MIAMI • Laughing and mugging for the cameras, the Florida State Seminoles happily hoisted the Orange Bowl trophy as a consolation prize, their disappointment about failing to reach the national championship game all but forgotten.
They figure next season will be different.
Smothering defense and two breakaway runs by senior fullback Lonnie Pryor helped Florida State beat Northern Illinois 31-10 Tuesday night.
The victory was the first for the Seminoles (12-2) in a BCS bowl since the glory days of 2000, when they beat Virginia Tech for the national title.
After the game, coach Jimbo Fisher's players wore T-shirts that read, "Florida Statement."
"We're knocking on the door," Fisher said. "We feel very confident about where we're going and what we're doing. We've laid a great foundation here, and there's a great team coming back."
While Fisher's roster is loaded with underclassmen, two seniors shone in the season finale. Pryor, voted the game's outstanding player, ran for a career-high 134 yards and two scores in only five carries, while classmate EJ Manuel threw for 291 yards.

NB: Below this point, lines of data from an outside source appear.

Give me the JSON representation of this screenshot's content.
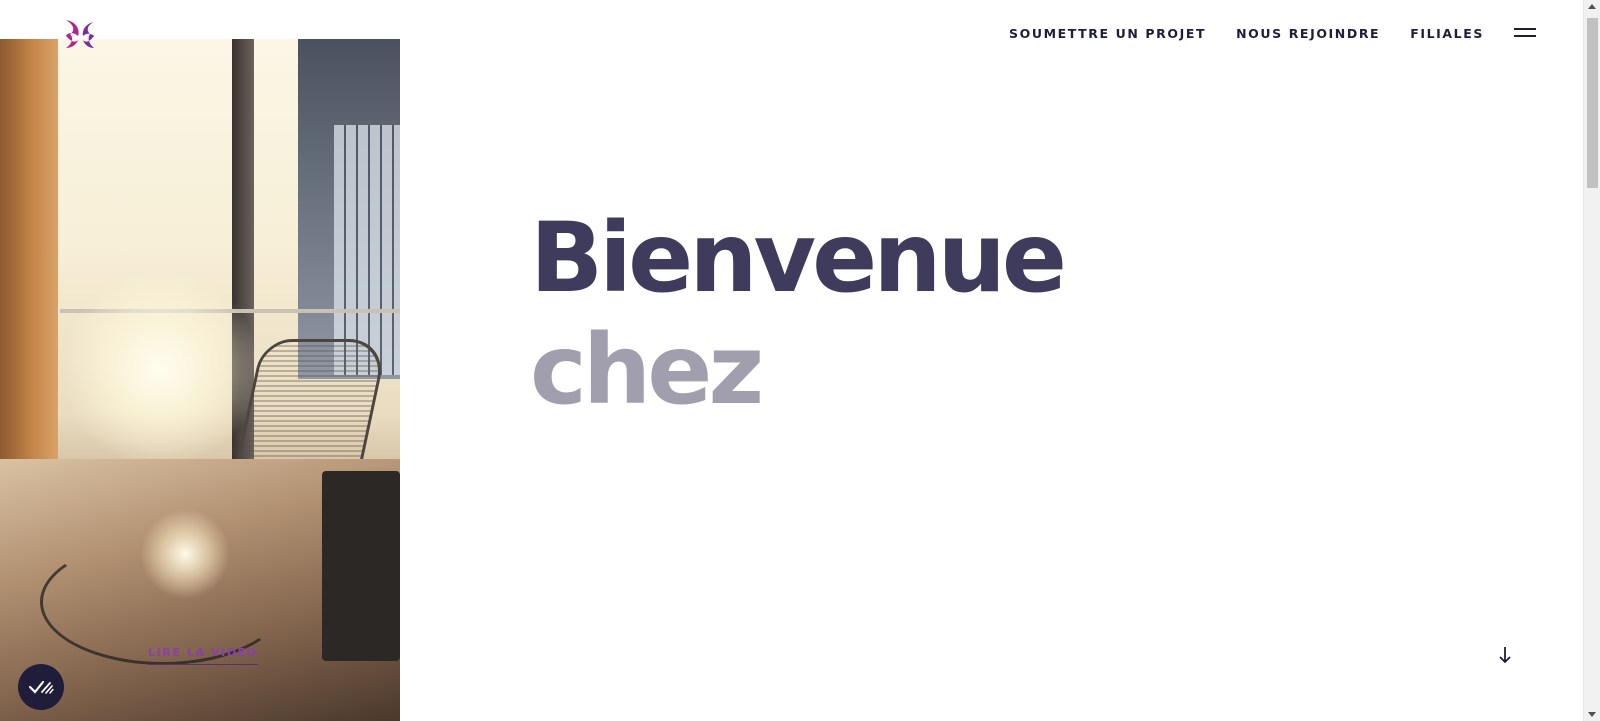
{
  "header": {
    "logo_icon": "butterfly-logo-icon",
    "nav": [
      {
        "label": "SOUMETTRE UN PROJET"
      },
      {
        "label": "NOUS REJOINDRE"
      },
      {
        "label": "FILIALES"
      }
    ],
    "menu_icon": "hamburger-menu-icon"
  },
  "hero": {
    "title_line1": "Bienvenue",
    "title_line2": "chez",
    "image_description_icon": "office-photo",
    "video_link": "LIRE LA VIDÉO",
    "scroll_icon": "arrow-down-icon"
  },
  "floating": {
    "icon": "cookie-consent-icon"
  },
  "colors": {
    "brand_navy": "#1f1d3a",
    "title_dark": "#3f3b5c",
    "title_light": "#a19fae",
    "accent_purple": "#8b3fa8",
    "logo_magenta": "#b0268a"
  }
}
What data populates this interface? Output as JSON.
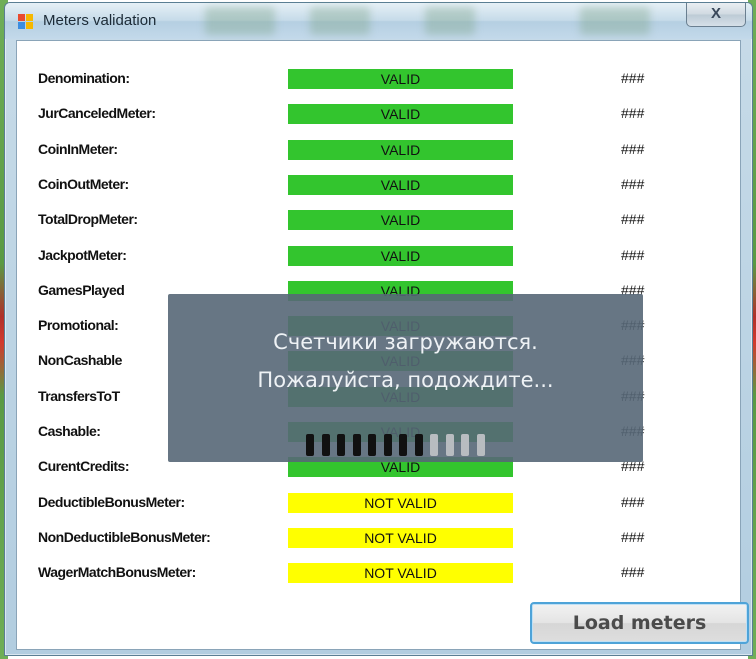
{
  "window": {
    "title": "Meters validation",
    "close_glyph": "X",
    "icon": "window-app-icon"
  },
  "colors": {
    "valid": "#33c52e",
    "not_valid": "#ffff00",
    "overlay": "#576777",
    "spinner_on": "#111111",
    "spinner_off": "#b8bcc0"
  },
  "meters": [
    {
      "label": "Denomination:",
      "status": "VALID",
      "value": "###"
    },
    {
      "label": "JurCanceledMeter:",
      "status": "VALID",
      "value": "###"
    },
    {
      "label": "CoinInMeter:",
      "status": "VALID",
      "value": "###"
    },
    {
      "label": "CoinOutMeter:",
      "status": "VALID",
      "value": "###"
    },
    {
      "label": "TotalDropMeter:",
      "status": "VALID",
      "value": "###"
    },
    {
      "label": "JackpotMeter:",
      "status": "VALID",
      "value": "###"
    },
    {
      "label": "GamesPlayed",
      "status": "VALID",
      "value": "###"
    },
    {
      "label": "Promotional:",
      "status": "VALID",
      "value": "###"
    },
    {
      "label": "NonCashable",
      "status": "VALID",
      "value": "###"
    },
    {
      "label": "TransfersToT",
      "status": "VALID",
      "value": "###"
    },
    {
      "label": "Cashable:",
      "status": "VALID",
      "value": "###"
    },
    {
      "label": "CurentCredits:",
      "status": "VALID",
      "value": "###"
    },
    {
      "label": "DeductibleBonusMeter:",
      "status": "NOT VALID",
      "value": "###"
    },
    {
      "label": "NonDeductibleBonusMeter:",
      "status": "NOT VALID",
      "value": "###"
    },
    {
      "label": "WagerMatchBonusMeter:",
      "status": "NOT VALID",
      "value": "###"
    }
  ],
  "load_button": {
    "label": "Load meters"
  },
  "loading_overlay": {
    "line1": "Счетчики загружаются.",
    "line2": "Пожалуйста, подождите...",
    "segments_total": 12,
    "segments_filled": 8
  }
}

"We wanted to leave a legacy and change the culture in what we do here," Manuel said. "You're reaping the benefits right now."

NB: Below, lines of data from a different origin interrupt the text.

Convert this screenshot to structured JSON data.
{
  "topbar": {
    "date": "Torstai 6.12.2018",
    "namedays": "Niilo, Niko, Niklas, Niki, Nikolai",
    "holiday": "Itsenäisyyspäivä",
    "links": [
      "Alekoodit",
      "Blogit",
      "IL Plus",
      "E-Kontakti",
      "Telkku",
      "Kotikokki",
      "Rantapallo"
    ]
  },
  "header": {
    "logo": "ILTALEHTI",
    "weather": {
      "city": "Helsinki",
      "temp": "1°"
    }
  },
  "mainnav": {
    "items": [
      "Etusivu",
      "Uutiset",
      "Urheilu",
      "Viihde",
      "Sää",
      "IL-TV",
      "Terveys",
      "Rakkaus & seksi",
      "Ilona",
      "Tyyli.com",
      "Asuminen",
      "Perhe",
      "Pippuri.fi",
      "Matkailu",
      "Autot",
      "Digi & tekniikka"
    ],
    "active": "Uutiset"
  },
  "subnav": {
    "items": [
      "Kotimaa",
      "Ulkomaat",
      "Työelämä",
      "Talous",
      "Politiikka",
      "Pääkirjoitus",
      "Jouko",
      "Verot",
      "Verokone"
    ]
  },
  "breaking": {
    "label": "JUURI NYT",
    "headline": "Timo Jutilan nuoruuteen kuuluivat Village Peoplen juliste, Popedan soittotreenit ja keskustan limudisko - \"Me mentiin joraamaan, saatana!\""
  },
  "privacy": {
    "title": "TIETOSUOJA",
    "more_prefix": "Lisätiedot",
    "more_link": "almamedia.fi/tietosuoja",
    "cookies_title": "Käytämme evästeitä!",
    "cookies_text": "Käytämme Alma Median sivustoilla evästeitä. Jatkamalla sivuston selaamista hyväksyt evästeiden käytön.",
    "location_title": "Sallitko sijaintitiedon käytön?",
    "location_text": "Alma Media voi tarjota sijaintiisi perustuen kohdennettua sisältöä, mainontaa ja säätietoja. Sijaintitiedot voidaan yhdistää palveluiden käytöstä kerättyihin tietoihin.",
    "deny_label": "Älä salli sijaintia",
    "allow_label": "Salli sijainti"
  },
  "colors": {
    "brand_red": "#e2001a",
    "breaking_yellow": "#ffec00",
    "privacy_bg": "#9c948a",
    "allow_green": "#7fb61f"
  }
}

Junior defensive end Bjoern Werner who has yet to announce whether he'll turn pro this year led a swarming defense that stuffed Huskies QB and all-purpose threat Jordan Lynch for most of the night.
Florida State cornerback Xavier Rhodes recovered a fumble in the fourth quarter to help seal the win. He said he'll forgo his senior season and join the NFL this year.
The 13th-ranked Seminoles won a bowl game for the fifth season in a row, but the stakes were higher this time. It was their first BCS bowl berth in seven years.
"It's not the national championship, but right below," Werner said. "Not a lot of teams can say that."
The 12-victory season was the first since 1999 for the Seminoles, the Atlantic Coast Conference champions.
"Florida State is almost back," safety Lamarcus Joyner said.
For 16th-ranked Northern Illinois (12-2), playing in a BCS bowl for the first time, the defeat snapped a 12-game winning streak. The Huskies came in as two-touchdown underdogs and fell to 5-28 against top 25 teams.
"We knew that they were going to play us tough," Fisher said. "But our kids, it's another step in which we handled the big platform, and I'm very proud of them."
Pryor scored the first touchdown on a career-long 60-yard run, then ran 37 yards for a clinching touchdown with 10 minutes left. They were the two longest rushes allowed by Northern Illinois all season.
Manuel went 26 for 38, threw for one score and ran for another. Florida State totaled 534 yards and broke the school record for yards in a season with 6,591.
The Huskies were widely derided as unworthy of a BCS bowl berth, and didn't do enough to silence the doubters. Trick plays in the kicking game helped keep them close until the fourth quarter, but when it came to Lynch, not much fooled a Florida State defense ranked second in the nation.
"Definitely the best defense we played all year," Lynch said. "They were always in the right spot at the right time, it seemed like. They were hungry out there."
Lynch came into the game leading the nation in rushing and total offense, and he threw or ran on nearly every play for the Huskies. But he completed only 15 of 41 attempts for 176 yards, and carried 23 times for 44 yards.
The junior became the first player in NCAA history to surpass 3,000 yards passing and 1,500 rushing in a season.
After the Huskies' lone touchdown cut their deficit to 17-10 in the third quarter, they recovered an onside kick, and Lynch moved them to the Florida State 23. But he was flushed from the pocket on third down and threw an ill-advised pass that Terrence Brooks intercepted.
"It probably wasn't the smartest thing to force the ball there," Lynch said.
The loss came in Rod Carey's debut as the Huskies' coach. He was promoted to replace Dave Doeren, who took the North Carolina State job after the regular season.
"I'm upset," Carey said. "Florida State is a well-oiled machine. They beat us, no doubt. That doesn't change the fact I don't like to lose."